Story by Terry Weber
My husband and I were hiking in the Ravenswood Park area and saw this:
Yes, it appears to be part of a human skeleton, nailed to a tree. It was about 15 to 20 feet off the ground–too high for us to touch or get a closer look.
We discussed it, saying it was creepy, and hoped it was not real. We considered all the “rational” reasons part of a skeleton could be nailed to a tree: It was fake and just a prank from someone who wanted to cause a stir and obviously needs attention. Or, it was a leftover “decoration” that no one took down from a Halloween Haunted Woods event. Or, real or fake, it was a symbol, warning, or trail marker left by an unusual religious group. And last, we thought it might be part of a crime scene. Okay, maybe we have watched too many crime or zombie-apocalypse TV shows. But, we felt that there was a 1% chance it could be real.

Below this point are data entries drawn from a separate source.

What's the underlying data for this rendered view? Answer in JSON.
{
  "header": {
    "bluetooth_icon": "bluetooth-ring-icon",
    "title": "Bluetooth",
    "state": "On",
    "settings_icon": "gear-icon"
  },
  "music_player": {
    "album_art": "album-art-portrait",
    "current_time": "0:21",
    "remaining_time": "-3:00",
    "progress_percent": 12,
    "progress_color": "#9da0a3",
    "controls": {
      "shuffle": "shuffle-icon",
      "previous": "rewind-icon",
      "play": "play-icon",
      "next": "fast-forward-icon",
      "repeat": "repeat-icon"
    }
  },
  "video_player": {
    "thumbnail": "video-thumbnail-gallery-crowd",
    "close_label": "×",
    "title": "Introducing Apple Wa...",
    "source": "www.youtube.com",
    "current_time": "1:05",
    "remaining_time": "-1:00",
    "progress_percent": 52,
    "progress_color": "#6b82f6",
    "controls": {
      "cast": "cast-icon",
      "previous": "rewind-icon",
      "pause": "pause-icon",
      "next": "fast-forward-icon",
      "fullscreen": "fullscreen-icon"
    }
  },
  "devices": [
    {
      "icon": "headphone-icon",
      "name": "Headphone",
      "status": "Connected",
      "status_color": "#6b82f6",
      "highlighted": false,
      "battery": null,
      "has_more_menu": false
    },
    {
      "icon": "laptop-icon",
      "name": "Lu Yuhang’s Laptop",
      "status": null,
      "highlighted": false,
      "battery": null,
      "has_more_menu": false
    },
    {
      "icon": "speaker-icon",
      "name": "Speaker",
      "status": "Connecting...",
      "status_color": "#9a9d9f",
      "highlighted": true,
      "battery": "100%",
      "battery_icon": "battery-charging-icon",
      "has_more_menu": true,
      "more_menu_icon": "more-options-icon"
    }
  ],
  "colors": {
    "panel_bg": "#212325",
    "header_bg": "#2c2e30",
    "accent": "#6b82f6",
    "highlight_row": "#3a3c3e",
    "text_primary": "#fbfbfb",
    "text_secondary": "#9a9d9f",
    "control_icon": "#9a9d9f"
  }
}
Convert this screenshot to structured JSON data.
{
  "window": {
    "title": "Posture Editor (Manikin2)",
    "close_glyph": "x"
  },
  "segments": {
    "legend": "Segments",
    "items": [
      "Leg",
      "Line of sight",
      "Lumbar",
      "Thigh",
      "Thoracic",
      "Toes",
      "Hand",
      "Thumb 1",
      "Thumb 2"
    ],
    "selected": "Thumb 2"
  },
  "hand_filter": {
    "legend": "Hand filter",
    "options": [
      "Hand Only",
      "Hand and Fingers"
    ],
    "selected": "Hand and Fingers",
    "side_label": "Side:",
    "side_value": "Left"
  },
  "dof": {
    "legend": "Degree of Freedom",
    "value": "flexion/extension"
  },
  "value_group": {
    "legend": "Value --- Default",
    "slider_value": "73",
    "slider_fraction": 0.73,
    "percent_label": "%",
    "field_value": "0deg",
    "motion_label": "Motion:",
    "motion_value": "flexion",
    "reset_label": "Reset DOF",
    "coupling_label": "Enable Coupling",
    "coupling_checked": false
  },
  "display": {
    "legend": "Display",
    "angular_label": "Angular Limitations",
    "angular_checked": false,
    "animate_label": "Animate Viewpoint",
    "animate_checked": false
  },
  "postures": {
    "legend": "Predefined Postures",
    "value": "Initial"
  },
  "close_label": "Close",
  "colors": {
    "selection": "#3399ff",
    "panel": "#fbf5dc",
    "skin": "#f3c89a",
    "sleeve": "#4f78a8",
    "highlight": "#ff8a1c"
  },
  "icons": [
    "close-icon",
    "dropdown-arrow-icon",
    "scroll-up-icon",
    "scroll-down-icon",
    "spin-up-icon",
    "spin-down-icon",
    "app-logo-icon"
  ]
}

With the 1% chance of it being real, I decided to tell the Gloucester Police. Even though I felt silly, I emailed Chief Campanello with a picture of the skeleton so he could decide if, or how, to proceed. The Chief was in Washington DC when I made the report, and he referred the situation to two of his officers. He said based on my picture it was worth looking at, but agreed it was probably just a prank.
Next thing I knew, I was meeting Lt. Joe Fitzgerald and Officer Troy Simoes at the entrance to Ravenswood Park. After looking at the map, we entered the woods from an entrance I was not familiar with, resulting in a navigation challenge while I tried to figure out where the bone was located from a new direction. We took two ATV’s that handled the wider parts of the trail well, but the trail soon became smaller and rockier. I may have screamed and cursed a few times when Lt. Fitzgerald apparently thought he was a NASCAR driver, plowing over rocks and plunging down hills at breakneck speeds. J Okay, that’s a bit of an exaggeration, but I hardly cried at all.
After about 15 minutes of searching for the right spot on the trail, we had to get off the ATV’s and start walking. I told the officers that the skeleton would be nailed to a tree on our right. A few minutes later, Officer Simoes said “I see it!” and he pointed to the left. I looked up, confused, as I thought the skeleton would be on the right. It was a different skeleton, on a completely different tree! But, like the other one, it appeared to be the foot and lower leg of a human.
Upon closer inspection (this bone was lower than the one my husband and I found), both officers concluded it was a fake. They could see little seams, and said that a nail would not cause such a neat indentation in the bone. I was relieved there was no crime victim, as were the officers. We also agreed even though the skeletons were fake, they were unsightly and not a great thing for small children to see.
I apologized and thanked both officers for their time, but they said it’s always better to check something out than to ignore it. Plus, there are certainly worse ways to spend your time, riding on an ATV ride through the woods on a beautiful spring day!
After discussing my story with a few people, I heard through the grapevine that other hikers who have lived here longer than me knew about the bones. There may be many more nailed to trees, but no one had ever notified the police (at least not in recent history).
The experience left me with a few questions: Real or fake, why are the bones nailed to trees? How long have they been there? Who put them there? Have you ever noticed them? And, should they come down? Share your thoughts and stories!
Special thanks to Chief Campanello, Lt. Fitzgerald and Officer Simoes. And yes, Officer Simoes is related to GMG’s own Manny Simoes.